Montessori Techniques that Can Help Handle Your Child’s Anger

· September 27, 2016
For the inventor and champion of the Montessori techniques, emotion and socialization must go hand in hand. Parents play a fundamental role in child development.

Although it’s true that Montessori techniques have been admired as much as they’ve been criticized, it still remains an interesting topic, which we can use in the classroom as well as at home and in the daily education of our children.

Today, we’re going to talk about angry and excitable outbursts that young children display, which are so complicated for us channel, control and understand.

One of the most useful concepts that Maria Montessori left us was sensitive periods. Children, from the moment they’re born to 6 years old, experience what is known as “windows of opportunity.”

These windows of opportunity are instant when children have innate skills to learn and acquire certain competences and skills.

This is the best time to teach them how to handle and understand that complex emotional world that sometimes overwhelms them.

Today, here on our website, we are going to offer you some simple techniques on how to tackle some of the emotional states of your child.

Montessori techniques to handle temper tantrums and anger in children

We all more or less know what form of teaching takes places in the daycare centers that use Montessori techniques.

Basically, these centers put the child’s autonomy first. This mainly focuses on how the child is responsible for her own learning by exploring her curiosity and interaction with everything that her surroundings can provide her.

However, many mothers and fathers asks themselves how Montessori pedagogy can help them in a closer and more primary environment, which is at home.  At the end of the day, a child’s home is an immediate surrounding, where she can receive the most basic educational tools.

Let’s look at some advice to think about, which will greatly help parents to channel those angry moments that children can have.


Socio-emotional education

Maria Montessori never “solely” talked about emotional intelligence. According to the famous teacher, emotion and socialization go hand in hand.

When a child has a temper tantrum, what she is feeling is nothing more than the inability of her social environment to adjust to her experience. Specific examples include:

  • She can’t have what she wants, she feels offended, annoyed with something or someone, or incapable of waiting for a reward…This all translates into tears, screaming and kicking.
  • Emotions come to the surface in this socio-emotive context of the child upon interacting with adults or other children, and this results in the child being unable to distinguish things from each other.
  • Despite the fact that some have criticized the Montessori method for offering this so-called freedom and independence to children, we cannot forget something fundamental:
  • The adult is the guide, the adult enables learning, and above all, the adult is a model that the child imitates and follows.
  • These sensitive periods, which are understood as occurring between birth and 6 years old, are a key milestone that children go through, so that parents are there to respond to every question and attend to each emotion.

Aspects that we must consider in order to channel our child’s emotional world
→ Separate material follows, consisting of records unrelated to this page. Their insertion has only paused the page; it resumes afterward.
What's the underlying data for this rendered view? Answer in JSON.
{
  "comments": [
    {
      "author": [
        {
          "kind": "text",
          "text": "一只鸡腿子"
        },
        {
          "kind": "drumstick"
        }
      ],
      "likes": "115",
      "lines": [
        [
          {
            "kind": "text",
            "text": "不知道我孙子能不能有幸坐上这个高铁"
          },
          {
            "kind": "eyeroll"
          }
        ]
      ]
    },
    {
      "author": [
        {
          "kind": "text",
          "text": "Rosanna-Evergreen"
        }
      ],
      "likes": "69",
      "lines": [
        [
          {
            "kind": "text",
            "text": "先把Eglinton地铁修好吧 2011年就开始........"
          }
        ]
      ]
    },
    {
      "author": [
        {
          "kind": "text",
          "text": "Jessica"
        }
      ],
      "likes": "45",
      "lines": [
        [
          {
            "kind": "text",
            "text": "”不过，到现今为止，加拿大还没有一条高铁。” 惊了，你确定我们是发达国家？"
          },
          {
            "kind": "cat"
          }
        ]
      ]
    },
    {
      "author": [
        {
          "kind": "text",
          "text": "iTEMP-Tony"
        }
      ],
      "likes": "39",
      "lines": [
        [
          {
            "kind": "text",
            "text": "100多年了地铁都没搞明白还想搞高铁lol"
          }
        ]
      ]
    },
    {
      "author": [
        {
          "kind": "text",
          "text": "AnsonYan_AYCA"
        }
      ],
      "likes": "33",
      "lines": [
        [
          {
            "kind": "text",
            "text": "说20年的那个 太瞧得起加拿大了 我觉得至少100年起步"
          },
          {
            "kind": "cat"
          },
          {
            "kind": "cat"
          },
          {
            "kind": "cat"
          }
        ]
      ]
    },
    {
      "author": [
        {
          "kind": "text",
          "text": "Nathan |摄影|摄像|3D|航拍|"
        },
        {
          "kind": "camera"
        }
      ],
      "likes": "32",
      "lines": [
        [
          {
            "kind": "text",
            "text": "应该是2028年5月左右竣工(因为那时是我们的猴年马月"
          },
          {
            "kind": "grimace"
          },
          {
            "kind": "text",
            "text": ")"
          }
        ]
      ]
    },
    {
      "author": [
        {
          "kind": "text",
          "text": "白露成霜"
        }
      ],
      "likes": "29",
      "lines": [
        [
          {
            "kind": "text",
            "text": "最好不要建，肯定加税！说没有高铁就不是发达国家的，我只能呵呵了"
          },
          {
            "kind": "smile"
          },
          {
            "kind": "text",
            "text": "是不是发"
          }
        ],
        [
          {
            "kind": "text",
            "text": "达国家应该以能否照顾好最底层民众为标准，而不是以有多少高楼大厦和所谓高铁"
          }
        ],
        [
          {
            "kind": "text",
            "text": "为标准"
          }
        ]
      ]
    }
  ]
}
  • According to Montessori techniques, we shouldn’t disregard a single word or piece of behavior of your child, nor compare them to anyone else. These actions will make them angrier.
  • Make sure your child feels confident at every moment. For instance, you should ensure that they feel comfortable talking to you, confident about daring to discover the world, talking to other children, playing with other children respectfully, trusting in people and creating things.
  • Allow your child to make mistakes. Offer them advice, but allow them to resolve their mistakes on their own. Children need to do things all by themselves in order to feel capable of boosting their self-esteem.
  • When a child becomes angry this means that there is something that she does not know how to express. Alternatively, this could also mean that there is some aspect of something in her environment that we must know about and understand.
  • So it’s important that, as parents, we guide our children with calm and patience. Never neglect these outburst of excitability, especially if they are small. It is necessary to trace the origin of them and provide strategies to combat them.

Calm bottles

In the last couple of years, so-called “calm bottles” have become extremely popular, and are used to relieve stress and anxiety in children. However, it’s important to clarify what their purpose is and how to use them.


  • A calm bottle is a visual stimulus that children center their attention on for a few moments, thanks to the movement of the glitter inside the bottle.
  • A child must always use one in the company of an adult.
  • A child can, for example, take a calm bottle to their bed every day. While your child observes and moves it you can ask her how her day went, or what worries her, what makes her scared, what she likes and dislikes, for example.
  • You should ask these questions correctly, without judging her, and also without having to directly ask her. Instead, the questions you pose to your child will be part of a game which fosters her emotional release.

Calms bottles are simple resources that can greatly help us as parents, and they can be easily made at home.